- **ACTIVITY**
A faithful, complete copy of the entries below is required, with images removed.

- **INFORMATION**
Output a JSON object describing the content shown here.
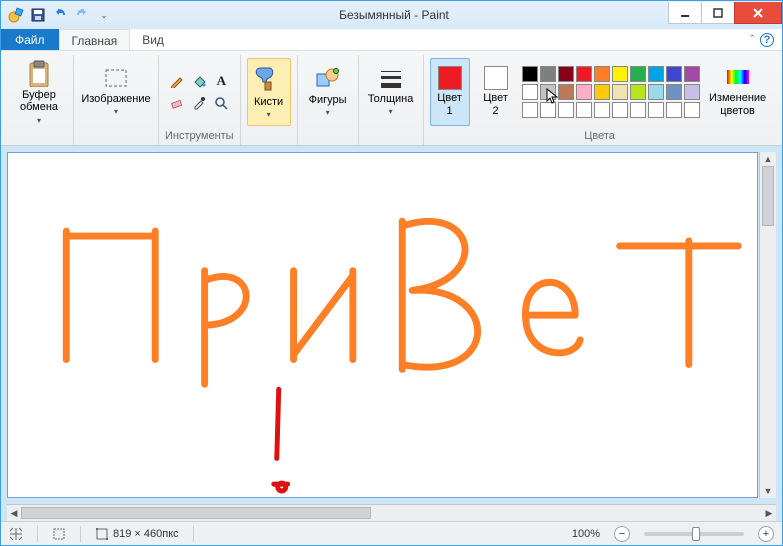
{
  "title": "Безымянный - Paint",
  "qat": {
    "save": "save-icon",
    "undo": "undo-icon",
    "redo": "redo-icon"
  },
  "menus": {
    "file": "Файл",
    "home": "Главная",
    "view": "Вид"
  },
  "ribbon_help": "?",
  "groups": {
    "clipboard": {
      "btn": "Буфер\nобмена",
      "label": ""
    },
    "image": {
      "btn": "Изображение",
      "label": ""
    },
    "tools": {
      "label": "Инструменты"
    },
    "brushes": {
      "btn": "Кисти"
    },
    "shapes": {
      "btn": "Фигуры"
    },
    "size": {
      "btn": "Толщина"
    },
    "color1": {
      "btn": "Цвет\n1"
    },
    "color2": {
      "btn": "Цвет\n2"
    },
    "colors_label": "Цвета",
    "edit_colors": {
      "btn": "Изменение\nцветов"
    }
  },
  "colors": {
    "color1": "#ed1c24",
    "color2": "#ffffff",
    "palette": [
      "#000000",
      "#7f7f7f",
      "#880015",
      "#ed1c24",
      "#ff7f27",
      "#fff200",
      "#22b14c",
      "#00a2e8",
      "#3f48cc",
      "#a349a4",
      "#ffffff",
      "#c3c3c3",
      "#b97a57",
      "#ffaec9",
      "#ffc90e",
      "#efe4b0",
      "#b5e61d",
      "#99d9ea",
      "#7092be",
      "#c8bfe7",
      "#ffffff",
      "#ffffff",
      "#ffffff",
      "#ffffff",
      "#ffffff",
      "#ffffff",
      "#ffffff",
      "#ffffff",
      "#ffffff",
      "#ffffff"
    ]
  },
  "status": {
    "dimensions": "819 × 460пкс",
    "zoom": "100%"
  }
}
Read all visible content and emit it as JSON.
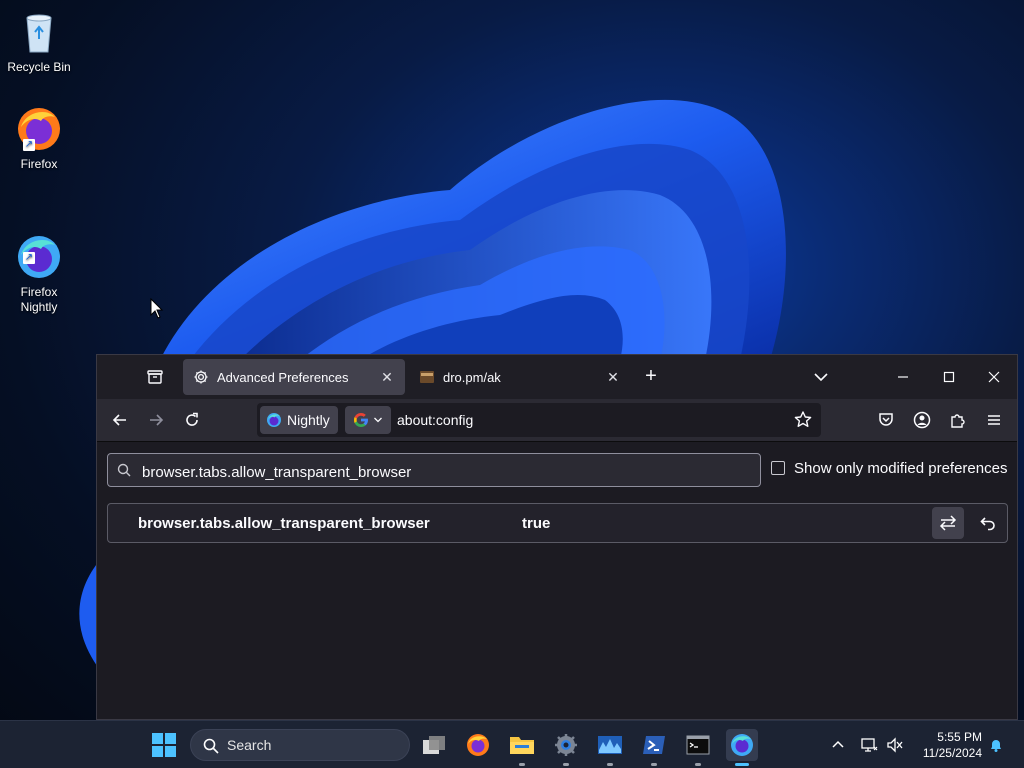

- **WORKED SOLUTION**
Output a JSON object describing the content shown here.
{
  "title": "Безымянный - Paint",
  "qat": {
    "save": "save-icon",
    "undo": "undo-icon",
    "redo": "redo-icon"
  },
  "menus": {
    "file": "Файл",
    "home": "Главная",
    "view": "Вид"
  },
  "ribbon_help": "?",
  "groups": {
    "clipboard": {
      "btn": "Буфер\nобмена",
      "label": ""
    },
    "image": {
      "btn": "Изображение",
      "label": ""
    },
    "tools": {
      "label": "Инструменты"
    },
    "brushes": {
      "btn": "Кисти"
    },
    "shapes": {
      "btn": "Фигуры"
    },
    "size": {
      "btn": "Толщина"
    },
    "color1": {
      "btn": "Цвет\n1"
    },
    "color2": {
      "btn": "Цвет\n2"
    },
    "colors_label": "Цвета",
    "edit_colors": {
      "btn": "Изменение\nцветов"
    }
  },
  "colors": {
    "color1": "#ed1c24",
    "color2": "#ffffff",
    "palette": [
      "#000000",
      "#7f7f7f",
      "#880015",
      "#ed1c24",
      "#ff7f27",
      "#fff200",
      "#22b14c",
      "#00a2e8",
      "#3f48cc",
      "#a349a4",
      "#ffffff",
      "#c3c3c3",
      "#b97a57",
      "#ffaec9",
      "#ffc90e",
      "#efe4b0",
      "#b5e61d",
      "#99d9ea",
      "#7092be",
      "#c8bfe7",
      "#ffffff",
      "#ffffff",
      "#ffffff",
      "#ffffff",
      "#ffffff",
      "#ffffff",
      "#ffffff",
      "#ffffff",
      "#ffffff",
      "#ffffff"
    ]
  },
  "status": {
    "dimensions": "819 × 460пкс",
    "zoom": "100%"
  }
}
Read all visible content and emit it as JSON.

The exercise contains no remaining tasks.